“The settlement up here was first established in 1912 but it still feels to me almost surreally futurist. For inside the rock of that snowy mountain, or clinging to its surface, a small town thrives. Besides the highest railway station in Europe there is the highest post office and also, this being Switzerland, the highest watch shop. There are three restaurants (including Bollywood serving Indian cuisine) and souvenir shops, of course, and a coffee bar. If we have time to spare, we can wander through the Ice Palace, a long pedestrian tunnel beneath the glacier equipped with ice-figures of penguins, polar bears and such, together with instructive geological features. But dear God, that’s not all. We may well feel queasy now, after our trek through the Ice Palace at 11,000ft-plus, but after another trudge through another tunnel we find awaiting us a space-age elevator. In the blink of an eye this whisks us vertically another 400ft to the tip of a pinnacle called the Sphinx, the very top of the Top of Europe, and here science fiction becomes science fact.”

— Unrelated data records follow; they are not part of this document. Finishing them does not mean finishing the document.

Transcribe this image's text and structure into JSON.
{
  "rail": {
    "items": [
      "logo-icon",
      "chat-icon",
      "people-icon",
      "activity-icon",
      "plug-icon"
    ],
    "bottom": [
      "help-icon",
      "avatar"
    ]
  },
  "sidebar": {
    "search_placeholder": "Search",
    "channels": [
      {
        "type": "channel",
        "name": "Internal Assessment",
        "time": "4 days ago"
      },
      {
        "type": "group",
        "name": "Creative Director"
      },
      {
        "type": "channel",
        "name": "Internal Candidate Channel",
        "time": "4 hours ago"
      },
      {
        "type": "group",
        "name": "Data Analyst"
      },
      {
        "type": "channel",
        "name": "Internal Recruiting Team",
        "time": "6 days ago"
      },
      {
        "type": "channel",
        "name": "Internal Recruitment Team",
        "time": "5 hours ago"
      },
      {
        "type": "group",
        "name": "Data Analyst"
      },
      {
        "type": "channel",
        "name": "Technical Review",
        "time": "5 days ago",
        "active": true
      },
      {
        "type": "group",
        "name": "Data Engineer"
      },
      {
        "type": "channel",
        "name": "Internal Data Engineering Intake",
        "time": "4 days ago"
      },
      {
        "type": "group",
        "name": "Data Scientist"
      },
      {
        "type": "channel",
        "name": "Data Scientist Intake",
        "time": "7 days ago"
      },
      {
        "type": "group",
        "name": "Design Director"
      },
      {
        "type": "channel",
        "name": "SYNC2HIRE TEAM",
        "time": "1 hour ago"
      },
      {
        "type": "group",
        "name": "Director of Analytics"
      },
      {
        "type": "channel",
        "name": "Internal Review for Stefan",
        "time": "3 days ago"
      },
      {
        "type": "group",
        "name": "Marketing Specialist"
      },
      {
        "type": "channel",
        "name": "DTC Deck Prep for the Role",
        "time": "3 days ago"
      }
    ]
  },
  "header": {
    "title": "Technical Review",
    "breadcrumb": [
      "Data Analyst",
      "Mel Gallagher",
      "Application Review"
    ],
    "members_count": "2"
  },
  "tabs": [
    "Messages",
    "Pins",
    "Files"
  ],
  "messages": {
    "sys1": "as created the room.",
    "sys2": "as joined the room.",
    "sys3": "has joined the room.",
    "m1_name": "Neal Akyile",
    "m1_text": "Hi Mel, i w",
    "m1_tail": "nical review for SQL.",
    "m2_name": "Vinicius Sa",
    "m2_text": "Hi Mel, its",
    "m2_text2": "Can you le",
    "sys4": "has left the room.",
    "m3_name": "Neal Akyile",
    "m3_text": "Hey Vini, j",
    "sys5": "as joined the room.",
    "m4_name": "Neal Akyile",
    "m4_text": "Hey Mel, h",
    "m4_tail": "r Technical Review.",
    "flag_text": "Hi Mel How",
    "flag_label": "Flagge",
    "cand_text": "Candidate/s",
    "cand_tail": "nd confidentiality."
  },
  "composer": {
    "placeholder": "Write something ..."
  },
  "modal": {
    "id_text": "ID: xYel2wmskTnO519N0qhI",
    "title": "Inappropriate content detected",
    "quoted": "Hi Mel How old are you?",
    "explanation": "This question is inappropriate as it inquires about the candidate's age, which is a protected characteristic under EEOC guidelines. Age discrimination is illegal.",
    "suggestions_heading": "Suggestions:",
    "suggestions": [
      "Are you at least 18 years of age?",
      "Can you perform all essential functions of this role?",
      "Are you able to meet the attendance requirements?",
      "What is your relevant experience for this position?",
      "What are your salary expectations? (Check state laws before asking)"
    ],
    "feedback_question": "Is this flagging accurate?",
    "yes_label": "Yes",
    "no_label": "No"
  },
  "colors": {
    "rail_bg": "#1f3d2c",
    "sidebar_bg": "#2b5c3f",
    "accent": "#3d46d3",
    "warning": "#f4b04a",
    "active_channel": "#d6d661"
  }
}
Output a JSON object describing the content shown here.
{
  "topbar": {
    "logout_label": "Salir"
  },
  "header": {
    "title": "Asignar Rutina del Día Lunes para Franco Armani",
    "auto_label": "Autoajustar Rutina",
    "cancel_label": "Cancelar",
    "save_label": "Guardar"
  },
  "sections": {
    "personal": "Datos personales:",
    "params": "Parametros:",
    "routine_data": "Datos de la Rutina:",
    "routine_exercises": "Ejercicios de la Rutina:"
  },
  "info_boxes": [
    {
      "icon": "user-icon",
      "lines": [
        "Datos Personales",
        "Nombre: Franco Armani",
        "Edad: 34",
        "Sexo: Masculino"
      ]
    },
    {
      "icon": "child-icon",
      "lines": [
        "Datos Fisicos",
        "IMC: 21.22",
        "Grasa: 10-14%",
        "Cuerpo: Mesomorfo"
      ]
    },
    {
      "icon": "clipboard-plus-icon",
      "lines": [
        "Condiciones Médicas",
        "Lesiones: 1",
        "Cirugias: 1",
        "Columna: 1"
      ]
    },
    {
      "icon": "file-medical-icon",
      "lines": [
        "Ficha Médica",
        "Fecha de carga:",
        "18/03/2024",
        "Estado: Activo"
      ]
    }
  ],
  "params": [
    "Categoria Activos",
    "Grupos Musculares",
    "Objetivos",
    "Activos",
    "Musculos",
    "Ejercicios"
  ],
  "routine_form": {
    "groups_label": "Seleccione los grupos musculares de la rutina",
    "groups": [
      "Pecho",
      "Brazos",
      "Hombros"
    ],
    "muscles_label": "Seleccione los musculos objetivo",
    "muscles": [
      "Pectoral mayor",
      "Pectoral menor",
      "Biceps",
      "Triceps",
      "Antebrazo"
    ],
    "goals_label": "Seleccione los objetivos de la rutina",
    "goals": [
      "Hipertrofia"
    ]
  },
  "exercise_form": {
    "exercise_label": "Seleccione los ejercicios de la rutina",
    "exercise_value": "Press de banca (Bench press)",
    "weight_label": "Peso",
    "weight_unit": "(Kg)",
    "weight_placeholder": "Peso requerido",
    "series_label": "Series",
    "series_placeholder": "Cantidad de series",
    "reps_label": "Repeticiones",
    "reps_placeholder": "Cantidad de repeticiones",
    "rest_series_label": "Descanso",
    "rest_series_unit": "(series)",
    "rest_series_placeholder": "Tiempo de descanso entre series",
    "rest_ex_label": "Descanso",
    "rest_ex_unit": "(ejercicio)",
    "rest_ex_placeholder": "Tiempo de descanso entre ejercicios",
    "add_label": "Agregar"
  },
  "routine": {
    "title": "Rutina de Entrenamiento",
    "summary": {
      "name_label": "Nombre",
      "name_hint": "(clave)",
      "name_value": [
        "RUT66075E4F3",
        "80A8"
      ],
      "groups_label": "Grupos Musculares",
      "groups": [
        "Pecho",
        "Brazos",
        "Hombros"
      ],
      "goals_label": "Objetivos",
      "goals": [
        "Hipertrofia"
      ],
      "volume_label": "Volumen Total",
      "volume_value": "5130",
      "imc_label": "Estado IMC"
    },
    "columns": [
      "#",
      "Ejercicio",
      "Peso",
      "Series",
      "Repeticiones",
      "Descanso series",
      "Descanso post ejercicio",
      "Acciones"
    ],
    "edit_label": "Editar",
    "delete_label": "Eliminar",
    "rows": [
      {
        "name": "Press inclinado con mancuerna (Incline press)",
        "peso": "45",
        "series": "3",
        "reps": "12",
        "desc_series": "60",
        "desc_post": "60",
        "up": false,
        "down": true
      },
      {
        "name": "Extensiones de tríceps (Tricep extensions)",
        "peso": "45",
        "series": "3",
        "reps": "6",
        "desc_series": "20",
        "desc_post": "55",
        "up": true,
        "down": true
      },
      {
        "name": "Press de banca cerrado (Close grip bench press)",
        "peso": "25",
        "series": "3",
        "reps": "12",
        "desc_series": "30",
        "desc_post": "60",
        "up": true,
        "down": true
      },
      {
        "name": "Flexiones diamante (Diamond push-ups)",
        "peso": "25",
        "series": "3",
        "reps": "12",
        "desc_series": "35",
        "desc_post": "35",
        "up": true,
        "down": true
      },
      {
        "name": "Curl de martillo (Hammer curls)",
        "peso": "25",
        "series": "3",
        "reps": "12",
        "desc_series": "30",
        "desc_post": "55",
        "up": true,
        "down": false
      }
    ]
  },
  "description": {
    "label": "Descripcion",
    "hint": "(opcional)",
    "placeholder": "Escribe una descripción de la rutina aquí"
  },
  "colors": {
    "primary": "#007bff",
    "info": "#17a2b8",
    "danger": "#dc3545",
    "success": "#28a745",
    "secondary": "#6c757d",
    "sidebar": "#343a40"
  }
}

For the full article see : http://www.ft.com/cms/s/2/7973ce3a-476c-11e1-b646-00144feabdc0.html#ixzz1m6qCETdx
Bernese Bear and Cub in the Ice Palace
Susanne brought sandwiches and fruit for our picnic so apart from a cup of tea we didn’t try out the restaurant facilities.
We made the return journey by train/funicular via Kleine Scheidegg and Grindelwald.
In the past I’d visited the peaks of the Stanserhorn, the Titlis, Pilatus and the Gornergrat from Zermatt but the Jungfrau trip was truly the icing on the cake and the most memorable experience.
The Matterhorn from the top of The Gornergrat
Mount Pilatus near Lucerne